Israel needs to address issues such as its governance if it wants to maintain its credit rating, a Standard & Poor's analyst from the team that determines Israel's rating said yesterday.
"Israel's recent credit rating increases, in 2007 and 2011, went against the trend of downgrading countries over those years, and reflected an absolute and relative increase in Israel's financial strength. This was a result of three main trends: quick economic growth, a positive balance of payments and the reduction of government debt," said Standard & Poor's main analyst for Israel's credit ranking, Elliot Hentov, at a meeting with capital market players yesterday morning.

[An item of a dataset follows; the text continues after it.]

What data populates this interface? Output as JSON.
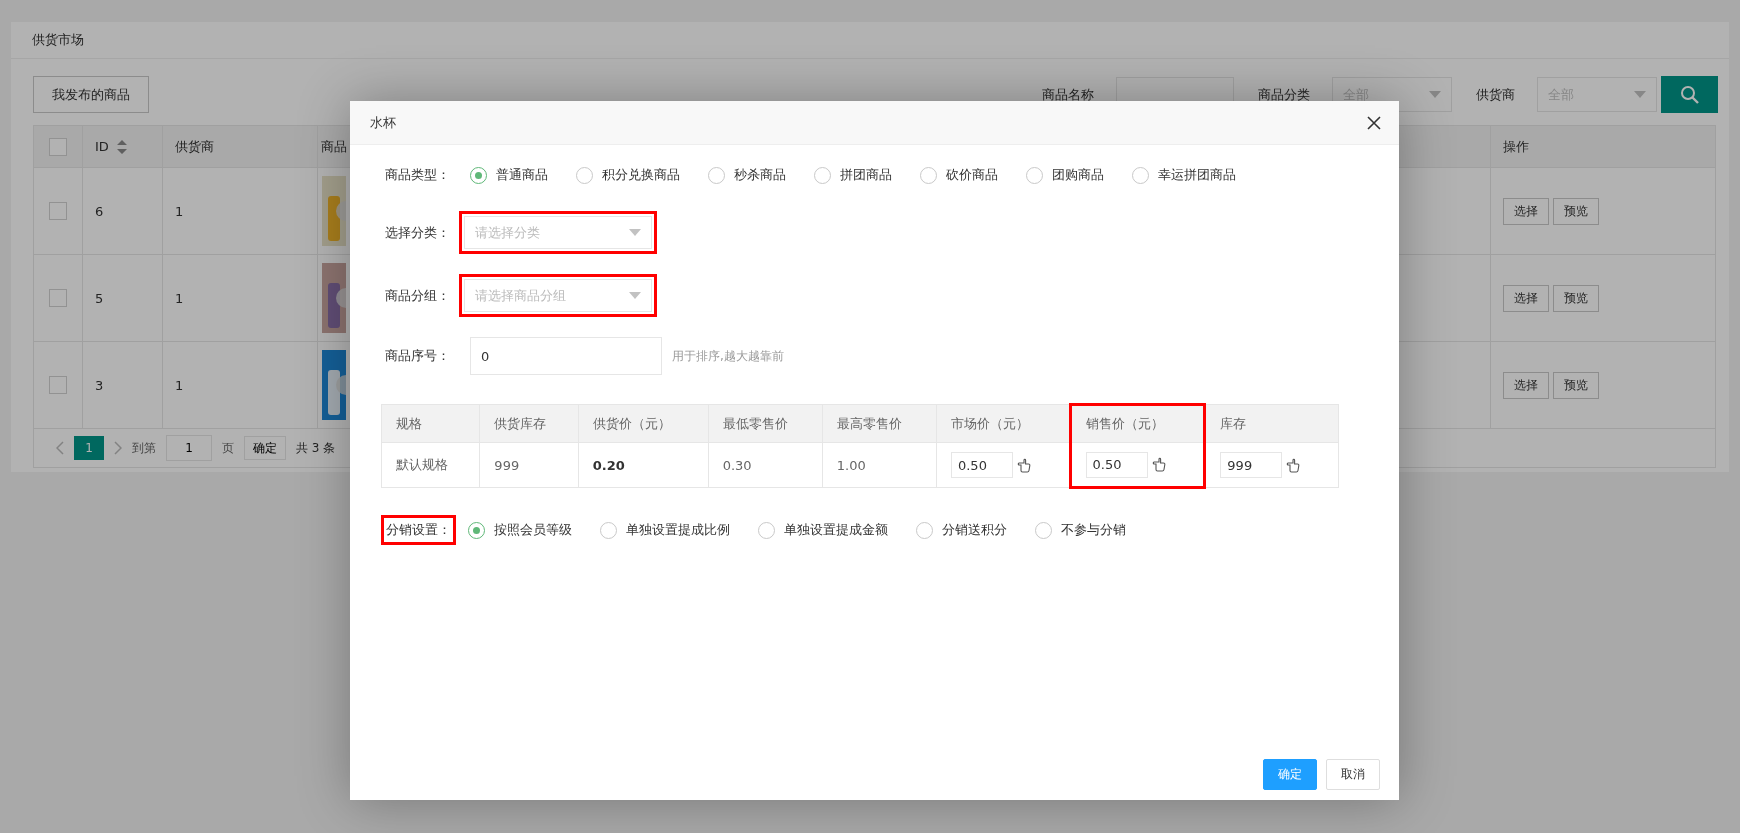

In order to maintain its ranking, Israel has to address several issues: "The weaknesses that still exist in the governance structure, the geopolitical and security situation, the budget balance and the national debt," said Hentov, S&P's associate director of sovereign ratings in Europe and the Middle East.
"Success brings on other risks and challenges, namely a bubble in asset processes, an influx of foreign money and the appreciation of the local currency," he said.

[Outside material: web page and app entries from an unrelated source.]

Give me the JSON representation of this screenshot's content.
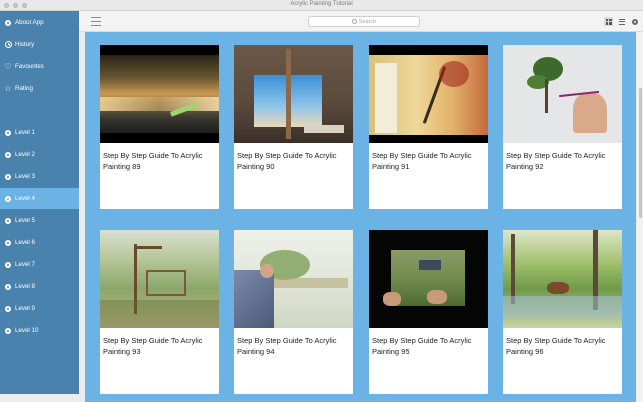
{
  "window": {
    "title": "Acrylic Painting Tutorial"
  },
  "search": {
    "placeholder": "Search"
  },
  "sidebar": {
    "items": [
      {
        "label": "About App",
        "icon": "info-icon",
        "active": false
      },
      {
        "label": "History",
        "icon": "clock-icon",
        "active": false
      },
      {
        "label": "Favourites",
        "icon": "heart-icon",
        "active": false
      },
      {
        "label": "Rating",
        "icon": "star-icon",
        "active": false
      },
      {
        "label": "Level 1",
        "icon": "level-dot-icon",
        "active": false
      },
      {
        "label": "Level 2",
        "icon": "level-dot-icon",
        "active": false
      },
      {
        "label": "Level 3",
        "icon": "level-dot-icon",
        "active": false
      },
      {
        "label": "Level 4",
        "icon": "level-dot-icon",
        "active": true
      },
      {
        "label": "Level 5",
        "icon": "level-dot-icon",
        "active": false
      },
      {
        "label": "Level 6",
        "icon": "level-dot-icon",
        "active": false
      },
      {
        "label": "Level 7",
        "icon": "level-dot-icon",
        "active": false
      },
      {
        "label": "Level 8",
        "icon": "level-dot-icon",
        "active": false
      },
      {
        "label": "Level 9",
        "icon": "level-dot-icon",
        "active": false
      },
      {
        "label": "Level 10",
        "icon": "level-dot-icon",
        "active": false
      }
    ]
  },
  "cards": [
    {
      "title": "Step By Step Guide To Acrylic Painting 89",
      "rating": "☆☆☆☆☆☆☆☆☆☆",
      "thumb": "sunset-sea"
    },
    {
      "title": "Step By Step Guide To Acrylic Painting 90",
      "rating": "☆☆☆☆☆☆☆☆☆☆",
      "thumb": "easel-sky"
    },
    {
      "title": "Step By Step Guide To Acrylic Painting 91",
      "rating": "☆☆☆☆☆☆☆☆☆☆",
      "thumb": "tree-canvas"
    },
    {
      "title": "Step By Step Guide To Acrylic Painting 92",
      "rating": "☆☆☆☆☆☆☆☆☆☆",
      "thumb": "bonsai-tree"
    },
    {
      "title": "Step By Step Guide To Acrylic Painting 93",
      "rating": "☆☆☆☆☆☆☆☆☆☆",
      "thumb": "gate-landscape"
    },
    {
      "title": "Step By Step Guide To Acrylic Painting 94",
      "rating": "☆☆☆☆☆☆☆☆☆☆",
      "thumb": "watercolor-field"
    },
    {
      "title": "Step By Step Guide To Acrylic Painting 95",
      "rating": "☆☆☆☆☆☆☆☆☆☆",
      "thumb": "cart-meadow"
    },
    {
      "title": "Step By Step Guide To Acrylic Painting 96",
      "rating": "☆☆☆☆☆☆☆☆☆☆",
      "thumb": "horse-forest"
    }
  ],
  "colors": {
    "sidebar": "#4982ad",
    "active": "#6bb2e5",
    "content": "#6bb2e5"
  }
}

"All these can harm stability and limit the Bank of Israel's monetary flexibility," he added.
Yuval Torbati, a manager in company rankings at S&P Maalot, addressed the connection between corporate credit rankings and the country's ranking. S&P Maalot is a fully-owned subsidiary of the global Standard & Poor's.
"Contrary to the commonly held opinion, a company can have a higher ranking than the country in which it is located," he said. Currently, 137 companies in 22 countries fall into this category, he said. They include Canon in Japan, Tata in India and Microsoft in the United States.
"In Israel this phenomenon doesn't exist due to the fact that there aren't Israeli companies whose status justifies this," he said. "Therefore, Israel's current credit rating, which is relatively high in global terms, is not a limiting factor in Israeli companies' credit ranking on a national or global level."
In May, Standard & Poor's lowered Israel’s local-currency credit rating but left its foreign-currency credit rating unchanged.
The foreign-currency rating was confirmed at A+, with a Stable outlook. But the local-currency rating, which had previously been higher, was cut to the same level as the foreign-currency rating, A+.